Copy out each line in the listing below where the word "tick" appears.

------------------------------------

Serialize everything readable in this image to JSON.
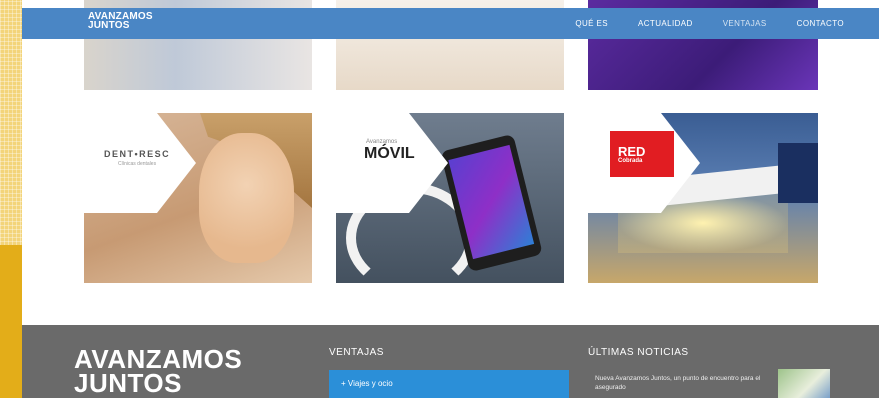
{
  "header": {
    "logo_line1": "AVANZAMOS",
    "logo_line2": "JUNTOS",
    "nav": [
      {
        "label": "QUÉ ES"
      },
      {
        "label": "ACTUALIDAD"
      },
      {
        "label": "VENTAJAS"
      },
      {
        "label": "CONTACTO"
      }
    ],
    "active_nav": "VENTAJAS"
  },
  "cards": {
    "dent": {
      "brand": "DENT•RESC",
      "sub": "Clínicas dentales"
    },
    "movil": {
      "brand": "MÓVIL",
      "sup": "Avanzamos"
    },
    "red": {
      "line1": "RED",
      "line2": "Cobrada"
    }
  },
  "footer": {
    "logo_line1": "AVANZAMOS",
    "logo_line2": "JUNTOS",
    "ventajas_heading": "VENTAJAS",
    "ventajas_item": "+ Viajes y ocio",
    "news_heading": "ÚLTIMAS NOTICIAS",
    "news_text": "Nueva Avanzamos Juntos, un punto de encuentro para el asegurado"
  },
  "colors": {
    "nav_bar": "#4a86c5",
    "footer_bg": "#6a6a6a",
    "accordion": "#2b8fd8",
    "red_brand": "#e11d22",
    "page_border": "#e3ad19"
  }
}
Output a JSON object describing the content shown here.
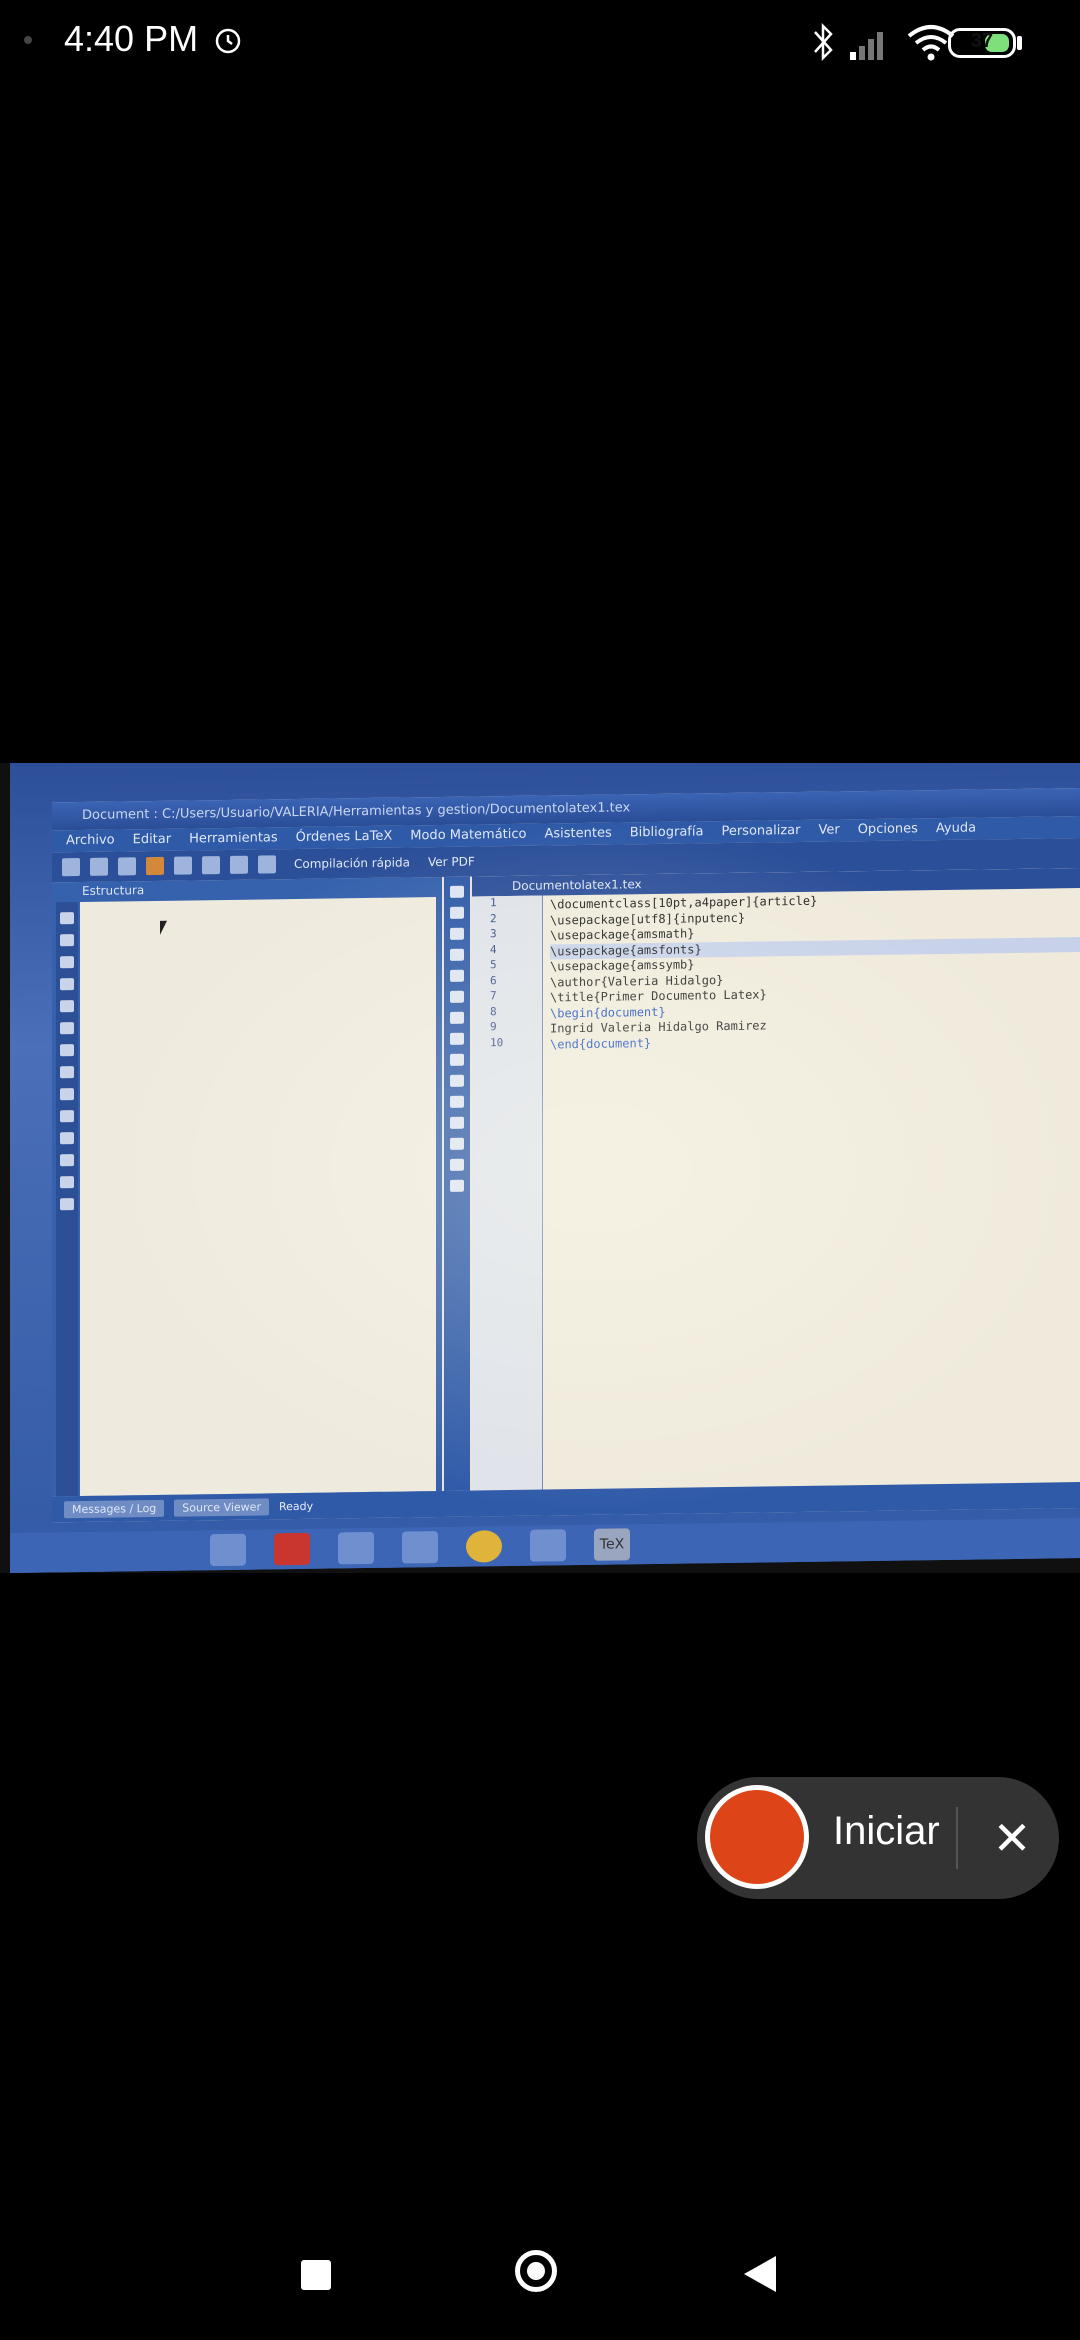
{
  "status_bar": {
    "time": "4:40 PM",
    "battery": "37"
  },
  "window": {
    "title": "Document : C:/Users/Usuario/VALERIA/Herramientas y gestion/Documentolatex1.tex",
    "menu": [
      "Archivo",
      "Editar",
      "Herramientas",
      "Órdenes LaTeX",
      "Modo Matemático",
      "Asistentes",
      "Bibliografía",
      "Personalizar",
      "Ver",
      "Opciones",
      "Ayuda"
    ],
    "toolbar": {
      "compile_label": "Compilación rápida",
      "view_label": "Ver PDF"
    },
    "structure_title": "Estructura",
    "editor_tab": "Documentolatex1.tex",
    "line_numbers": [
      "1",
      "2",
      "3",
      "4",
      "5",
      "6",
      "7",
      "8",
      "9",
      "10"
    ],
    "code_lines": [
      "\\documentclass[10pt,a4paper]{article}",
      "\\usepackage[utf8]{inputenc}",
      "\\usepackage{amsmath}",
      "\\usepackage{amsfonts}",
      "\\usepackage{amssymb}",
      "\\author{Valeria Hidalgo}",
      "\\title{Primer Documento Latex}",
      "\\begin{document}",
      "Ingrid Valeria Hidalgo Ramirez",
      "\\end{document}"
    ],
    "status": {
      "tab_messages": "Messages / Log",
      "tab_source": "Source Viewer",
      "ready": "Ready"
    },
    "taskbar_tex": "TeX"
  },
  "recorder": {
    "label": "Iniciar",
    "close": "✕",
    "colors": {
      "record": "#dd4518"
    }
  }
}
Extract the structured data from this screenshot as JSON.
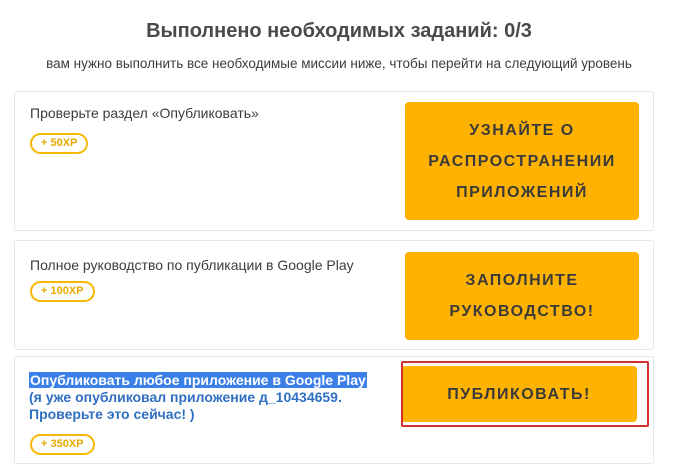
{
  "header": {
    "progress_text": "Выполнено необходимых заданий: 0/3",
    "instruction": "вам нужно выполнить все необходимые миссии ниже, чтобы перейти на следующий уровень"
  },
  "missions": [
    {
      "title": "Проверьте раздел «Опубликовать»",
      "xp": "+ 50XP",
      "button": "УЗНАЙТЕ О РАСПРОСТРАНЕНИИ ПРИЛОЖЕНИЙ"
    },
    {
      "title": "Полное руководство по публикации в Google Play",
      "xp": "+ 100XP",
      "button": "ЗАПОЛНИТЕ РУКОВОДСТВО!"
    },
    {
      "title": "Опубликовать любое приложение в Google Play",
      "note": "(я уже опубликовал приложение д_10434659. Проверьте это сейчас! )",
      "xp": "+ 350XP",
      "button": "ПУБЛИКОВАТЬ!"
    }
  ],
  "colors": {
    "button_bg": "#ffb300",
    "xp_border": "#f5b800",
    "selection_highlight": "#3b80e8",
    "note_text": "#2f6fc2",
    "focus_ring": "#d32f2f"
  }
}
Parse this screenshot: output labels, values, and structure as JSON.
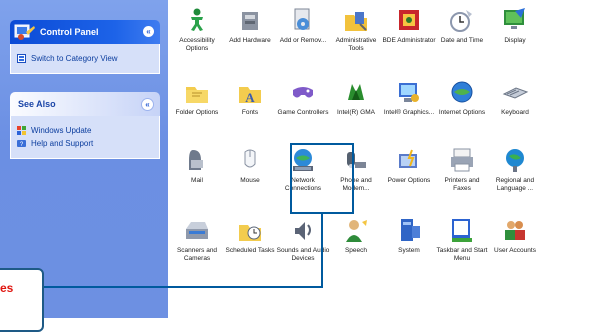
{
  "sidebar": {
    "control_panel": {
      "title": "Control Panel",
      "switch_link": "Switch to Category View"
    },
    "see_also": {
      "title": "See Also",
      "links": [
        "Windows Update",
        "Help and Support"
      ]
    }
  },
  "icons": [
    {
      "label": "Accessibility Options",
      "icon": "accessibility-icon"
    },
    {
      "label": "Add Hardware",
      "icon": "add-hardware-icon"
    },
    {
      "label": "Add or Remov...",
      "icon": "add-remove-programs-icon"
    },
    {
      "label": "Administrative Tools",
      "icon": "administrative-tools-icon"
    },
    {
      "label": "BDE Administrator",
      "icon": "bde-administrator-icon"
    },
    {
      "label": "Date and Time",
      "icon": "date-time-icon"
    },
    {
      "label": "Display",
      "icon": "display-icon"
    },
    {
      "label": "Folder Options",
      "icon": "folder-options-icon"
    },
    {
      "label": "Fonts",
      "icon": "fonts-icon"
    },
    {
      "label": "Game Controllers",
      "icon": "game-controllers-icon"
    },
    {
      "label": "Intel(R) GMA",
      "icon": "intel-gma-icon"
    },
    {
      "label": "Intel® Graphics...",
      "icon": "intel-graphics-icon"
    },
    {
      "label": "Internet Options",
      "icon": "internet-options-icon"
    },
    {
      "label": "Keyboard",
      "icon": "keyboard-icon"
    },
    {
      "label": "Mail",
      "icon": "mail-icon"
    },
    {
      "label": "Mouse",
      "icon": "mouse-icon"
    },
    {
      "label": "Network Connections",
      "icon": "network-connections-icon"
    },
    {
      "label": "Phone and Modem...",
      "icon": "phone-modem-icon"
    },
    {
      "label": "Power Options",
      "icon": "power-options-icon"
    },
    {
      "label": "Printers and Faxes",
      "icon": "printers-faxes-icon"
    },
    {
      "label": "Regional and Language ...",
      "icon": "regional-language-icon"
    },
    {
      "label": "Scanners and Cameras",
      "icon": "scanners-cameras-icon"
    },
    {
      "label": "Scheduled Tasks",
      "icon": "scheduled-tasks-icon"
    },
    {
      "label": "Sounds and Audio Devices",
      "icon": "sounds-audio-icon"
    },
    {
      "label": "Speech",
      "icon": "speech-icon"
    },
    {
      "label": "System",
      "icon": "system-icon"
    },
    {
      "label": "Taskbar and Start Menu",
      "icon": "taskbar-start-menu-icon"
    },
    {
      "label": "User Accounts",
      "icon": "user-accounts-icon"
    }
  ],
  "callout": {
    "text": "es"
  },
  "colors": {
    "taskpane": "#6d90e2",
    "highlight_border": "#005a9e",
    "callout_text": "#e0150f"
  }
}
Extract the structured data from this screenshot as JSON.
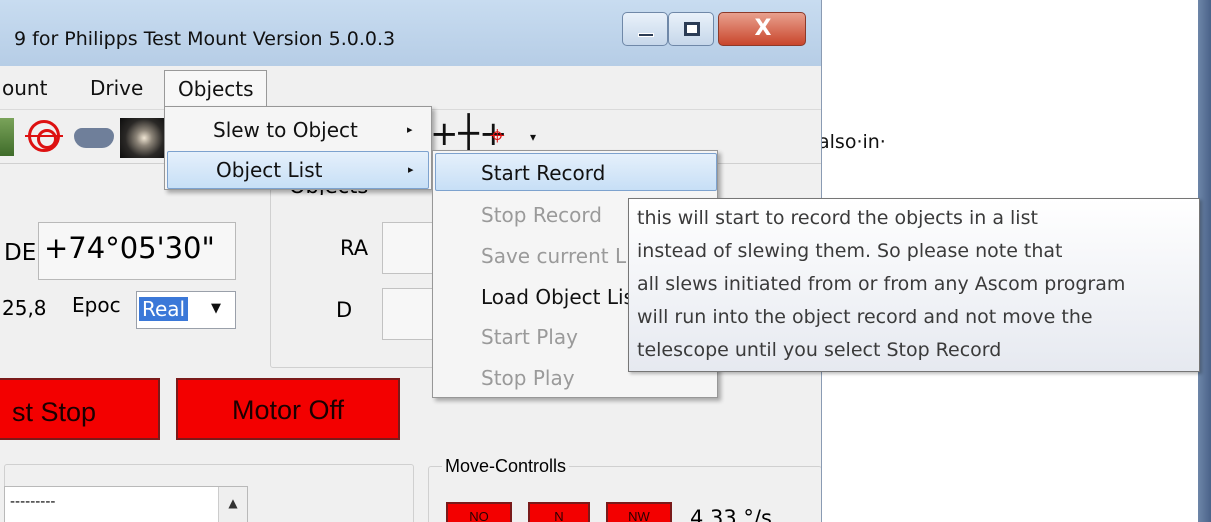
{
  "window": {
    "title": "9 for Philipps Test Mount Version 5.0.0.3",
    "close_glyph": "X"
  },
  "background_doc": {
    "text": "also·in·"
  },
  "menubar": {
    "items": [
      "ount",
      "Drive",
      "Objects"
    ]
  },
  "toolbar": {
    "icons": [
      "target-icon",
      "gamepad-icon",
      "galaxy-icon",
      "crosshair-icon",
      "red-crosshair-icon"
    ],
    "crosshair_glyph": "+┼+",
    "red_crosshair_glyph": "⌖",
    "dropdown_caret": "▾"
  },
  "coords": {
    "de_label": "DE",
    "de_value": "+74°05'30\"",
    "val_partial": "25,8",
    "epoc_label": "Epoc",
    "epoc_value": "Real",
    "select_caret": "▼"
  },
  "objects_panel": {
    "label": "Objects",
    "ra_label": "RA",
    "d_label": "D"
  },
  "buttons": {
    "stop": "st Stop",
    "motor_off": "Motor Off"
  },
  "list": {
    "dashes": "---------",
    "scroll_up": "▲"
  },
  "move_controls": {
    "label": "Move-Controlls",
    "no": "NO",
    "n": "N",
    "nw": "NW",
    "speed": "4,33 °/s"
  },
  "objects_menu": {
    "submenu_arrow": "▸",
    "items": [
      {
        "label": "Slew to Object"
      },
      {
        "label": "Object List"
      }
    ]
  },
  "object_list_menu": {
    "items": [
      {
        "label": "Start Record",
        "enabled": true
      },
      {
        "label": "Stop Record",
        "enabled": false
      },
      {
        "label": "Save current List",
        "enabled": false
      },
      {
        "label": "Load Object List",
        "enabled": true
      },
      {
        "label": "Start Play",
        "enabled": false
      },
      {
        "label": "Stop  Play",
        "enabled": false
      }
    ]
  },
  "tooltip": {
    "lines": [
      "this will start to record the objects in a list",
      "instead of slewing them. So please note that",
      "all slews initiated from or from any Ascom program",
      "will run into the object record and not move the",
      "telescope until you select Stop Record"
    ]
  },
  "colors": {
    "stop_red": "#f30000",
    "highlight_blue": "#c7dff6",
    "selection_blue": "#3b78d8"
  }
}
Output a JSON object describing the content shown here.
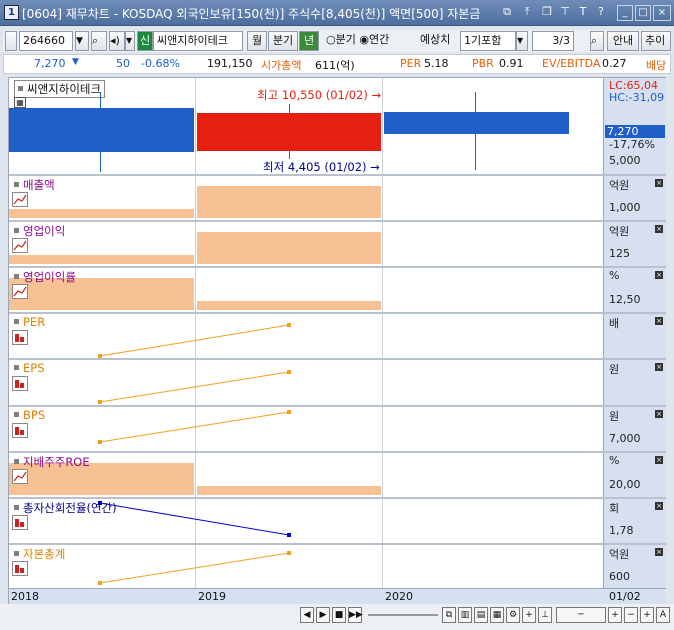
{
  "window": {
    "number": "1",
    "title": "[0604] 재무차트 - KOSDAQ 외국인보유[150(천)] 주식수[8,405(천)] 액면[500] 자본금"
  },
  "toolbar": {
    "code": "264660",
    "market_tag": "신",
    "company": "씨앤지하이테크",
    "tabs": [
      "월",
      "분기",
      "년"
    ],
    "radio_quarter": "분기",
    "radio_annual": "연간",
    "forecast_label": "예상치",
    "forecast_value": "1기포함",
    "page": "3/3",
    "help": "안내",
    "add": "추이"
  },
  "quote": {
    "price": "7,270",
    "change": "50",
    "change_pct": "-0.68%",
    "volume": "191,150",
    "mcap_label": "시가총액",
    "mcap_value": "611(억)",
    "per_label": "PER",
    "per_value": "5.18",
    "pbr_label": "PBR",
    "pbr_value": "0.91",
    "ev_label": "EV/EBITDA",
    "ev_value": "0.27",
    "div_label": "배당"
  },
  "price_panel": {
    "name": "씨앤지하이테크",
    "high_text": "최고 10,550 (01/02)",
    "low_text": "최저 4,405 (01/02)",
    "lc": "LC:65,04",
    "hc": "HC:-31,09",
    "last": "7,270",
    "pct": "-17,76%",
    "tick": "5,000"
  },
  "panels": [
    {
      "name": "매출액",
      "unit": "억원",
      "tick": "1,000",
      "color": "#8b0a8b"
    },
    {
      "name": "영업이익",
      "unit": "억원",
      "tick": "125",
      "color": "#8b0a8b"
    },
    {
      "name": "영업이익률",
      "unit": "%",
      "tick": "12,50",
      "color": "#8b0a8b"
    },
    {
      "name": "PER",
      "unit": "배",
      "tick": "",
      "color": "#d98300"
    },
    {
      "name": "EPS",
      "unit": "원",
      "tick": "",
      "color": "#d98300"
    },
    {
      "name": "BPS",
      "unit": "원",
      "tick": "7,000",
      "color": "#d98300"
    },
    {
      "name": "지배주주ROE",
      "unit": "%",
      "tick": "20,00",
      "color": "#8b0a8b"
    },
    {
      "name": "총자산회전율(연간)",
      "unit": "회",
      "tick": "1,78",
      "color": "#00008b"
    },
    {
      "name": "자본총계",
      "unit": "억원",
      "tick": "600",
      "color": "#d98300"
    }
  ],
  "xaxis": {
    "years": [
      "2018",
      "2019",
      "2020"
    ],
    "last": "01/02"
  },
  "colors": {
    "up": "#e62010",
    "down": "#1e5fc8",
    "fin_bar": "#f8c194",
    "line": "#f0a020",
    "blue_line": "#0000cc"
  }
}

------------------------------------

» **RESPONSE**
    "tick": "5,000"
      "tick": "1,000",
      "tick": "125",
      "tick": "12,50",
      "tick": "",
      "tick": "",
      "tick": "7,000",
      "tick": "20,00",
      "tick": "1,78",
      "tick": "600",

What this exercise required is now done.